_YOUR OBJECTIVE_
Count every line in the data that contains the word "JSON", then report that number alone.

[Entries from a dataset of interfaces]
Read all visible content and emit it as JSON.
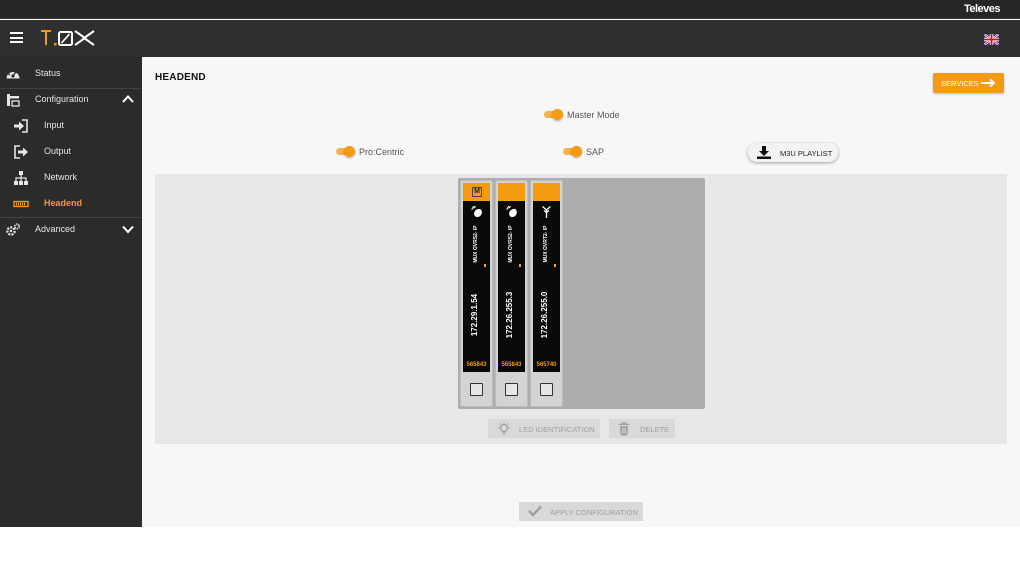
{
  "header": {
    "brand": "Televes",
    "logo_text": "T.OX",
    "language_icon": "uk-flag-icon"
  },
  "sidebar": {
    "items": [
      {
        "label": "Status",
        "icon": "dashboard-icon",
        "active": false
      },
      {
        "label": "Configuration",
        "icon": "configuration-icon",
        "expanded": true
      },
      {
        "label": "Input",
        "icon": "sign-in-icon",
        "active": false
      },
      {
        "label": "Output",
        "icon": "sign-out-icon",
        "active": false
      },
      {
        "label": "Network",
        "icon": "network-icon",
        "active": false
      },
      {
        "label": "Headend",
        "icon": "headend-icon",
        "active": true
      },
      {
        "label": "Advanced",
        "icon": "cogs-icon",
        "expanded": false
      }
    ]
  },
  "main": {
    "title": "HEADEND",
    "services_label": "SERVICES",
    "master_mode": {
      "label": "Master Mode",
      "on": true
    },
    "pro_centric": {
      "label": "Pro:Centric",
      "on": true
    },
    "sap": {
      "label": "SAP",
      "on": true
    },
    "m3u_label": "M3U PLAYLIST",
    "led_label": "LED IDENTIFICATION",
    "delete_label": "DELETE",
    "apply_label": "APPLY CONFIGURATION",
    "modules": [
      {
        "badge": "M",
        "icon": "satellite-dish-icon",
        "model": "MUX OVRS2- IP",
        "ip": "172.29.1.54",
        "serial": "565843"
      },
      {
        "badge": "",
        "icon": "satellite-dish-icon",
        "model": "MUX OVRS2- IP",
        "ip": "172.26.255.3",
        "serial": "565843"
      },
      {
        "badge": "",
        "icon": "antenna-icon",
        "model": "MUX OVRT2- IP",
        "ip": "172.26.255.0",
        "serial": "565740"
      }
    ]
  },
  "colors": {
    "accent": "#f39c12",
    "sidebar_bg": "#2b2b2b",
    "header_bg": "#2f2f2f"
  }
}
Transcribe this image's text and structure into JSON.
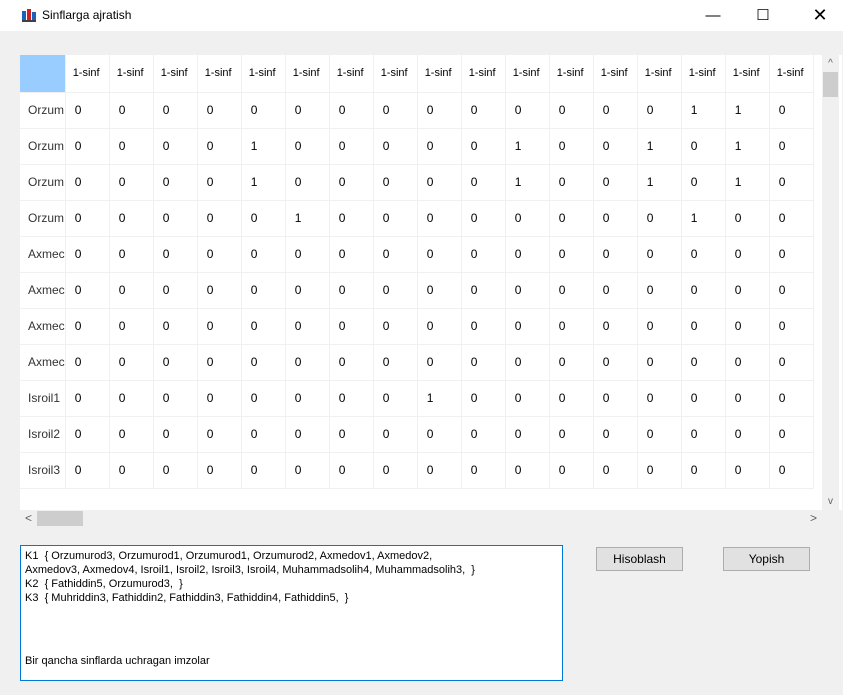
{
  "window": {
    "title": "Sinflarga ajratish",
    "minimize": "—",
    "maximize": "☐",
    "close": "✕"
  },
  "grid": {
    "column_headers": [
      "1-sinf",
      "1-sinf",
      "1-sinf",
      "1-sinf",
      "1-sinf",
      "1-sinf",
      "1-sinf",
      "1-sinf",
      "1-sinf",
      "1-sinf",
      "1-sinf",
      "1-sinf",
      "1-sinf",
      "1-sinf",
      "1-sinf",
      "1-sinf",
      "1-sinf"
    ],
    "rows": [
      {
        "label": "Orzum",
        "values": [
          "0",
          "0",
          "0",
          "0",
          "0",
          "0",
          "0",
          "0",
          "0",
          "0",
          "0",
          "0",
          "0",
          "0",
          "1",
          "1",
          "0"
        ]
      },
      {
        "label": "Orzum",
        "values": [
          "0",
          "0",
          "0",
          "0",
          "1",
          "0",
          "0",
          "0",
          "0",
          "0",
          "1",
          "0",
          "0",
          "1",
          "0",
          "1",
          "0"
        ]
      },
      {
        "label": "Orzum",
        "values": [
          "0",
          "0",
          "0",
          "0",
          "1",
          "0",
          "0",
          "0",
          "0",
          "0",
          "1",
          "0",
          "0",
          "1",
          "0",
          "1",
          "0"
        ]
      },
      {
        "label": "Orzum",
        "values": [
          "0",
          "0",
          "0",
          "0",
          "0",
          "1",
          "0",
          "0",
          "0",
          "0",
          "0",
          "0",
          "0",
          "0",
          "1",
          "0",
          "0"
        ]
      },
      {
        "label": "Axmec",
        "values": [
          "0",
          "0",
          "0",
          "0",
          "0",
          "0",
          "0",
          "0",
          "0",
          "0",
          "0",
          "0",
          "0",
          "0",
          "0",
          "0",
          "0"
        ]
      },
      {
        "label": "Axmec",
        "values": [
          "0",
          "0",
          "0",
          "0",
          "0",
          "0",
          "0",
          "0",
          "0",
          "0",
          "0",
          "0",
          "0",
          "0",
          "0",
          "0",
          "0"
        ]
      },
      {
        "label": "Axmec",
        "values": [
          "0",
          "0",
          "0",
          "0",
          "0",
          "0",
          "0",
          "0",
          "0",
          "0",
          "0",
          "0",
          "0",
          "0",
          "0",
          "0",
          "0"
        ]
      },
      {
        "label": "Axmec",
        "values": [
          "0",
          "0",
          "0",
          "0",
          "0",
          "0",
          "0",
          "0",
          "0",
          "0",
          "0",
          "0",
          "0",
          "0",
          "0",
          "0",
          "0"
        ]
      },
      {
        "label": "Isroil1",
        "values": [
          "0",
          "0",
          "0",
          "0",
          "0",
          "0",
          "0",
          "0",
          "1",
          "0",
          "0",
          "0",
          "0",
          "0",
          "0",
          "0",
          "0"
        ]
      },
      {
        "label": "Isroil2",
        "values": [
          "0",
          "0",
          "0",
          "0",
          "0",
          "0",
          "0",
          "0",
          "0",
          "0",
          "0",
          "0",
          "0",
          "0",
          "0",
          "0",
          "0"
        ]
      },
      {
        "label": "Isroil3",
        "values": [
          "0",
          "0",
          "0",
          "0",
          "0",
          "0",
          "0",
          "0",
          "0",
          "0",
          "0",
          "0",
          "0",
          "0",
          "0",
          "0",
          "0"
        ]
      }
    ]
  },
  "scrollbars": {
    "up_arrow": "^",
    "down_arrow": "v",
    "left_arrow": "<",
    "right_arrow": ">"
  },
  "result": {
    "lines": [
      "K1  { Orzumurod3, Orzumurod1, Orzumurod1, Orzumurod2, Axmedov1, Axmedov2,",
      "Axmedov3, Axmedov4, Isroil1, Isroil2, Isroil3, Isroil4, Muhammadsolih4, Muhammadsolih3,  }",
      "K2  { Fathiddin5, Orzumurod3,  }",
      "K3  { Muhriddin3, Fathiddin2, Fathiddin3, Fathiddin4, Fathiddin5,  }"
    ],
    "note": "Bir qancha sinflarda uchragan imzolar"
  },
  "buttons": {
    "calculate": "Hisoblash",
    "close": "Yopish"
  },
  "colors": {
    "corner_cell": "#99ccff",
    "focus_border": "#0078d7",
    "app_icon_blue": "#1f5fbf",
    "app_icon_red": "#d02020"
  }
}
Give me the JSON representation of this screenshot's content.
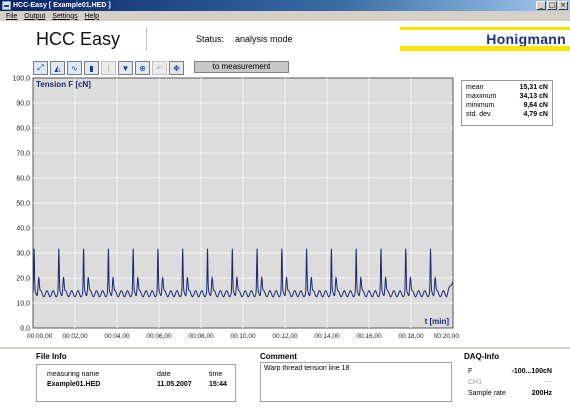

_PROBLEM SOLUTION_
3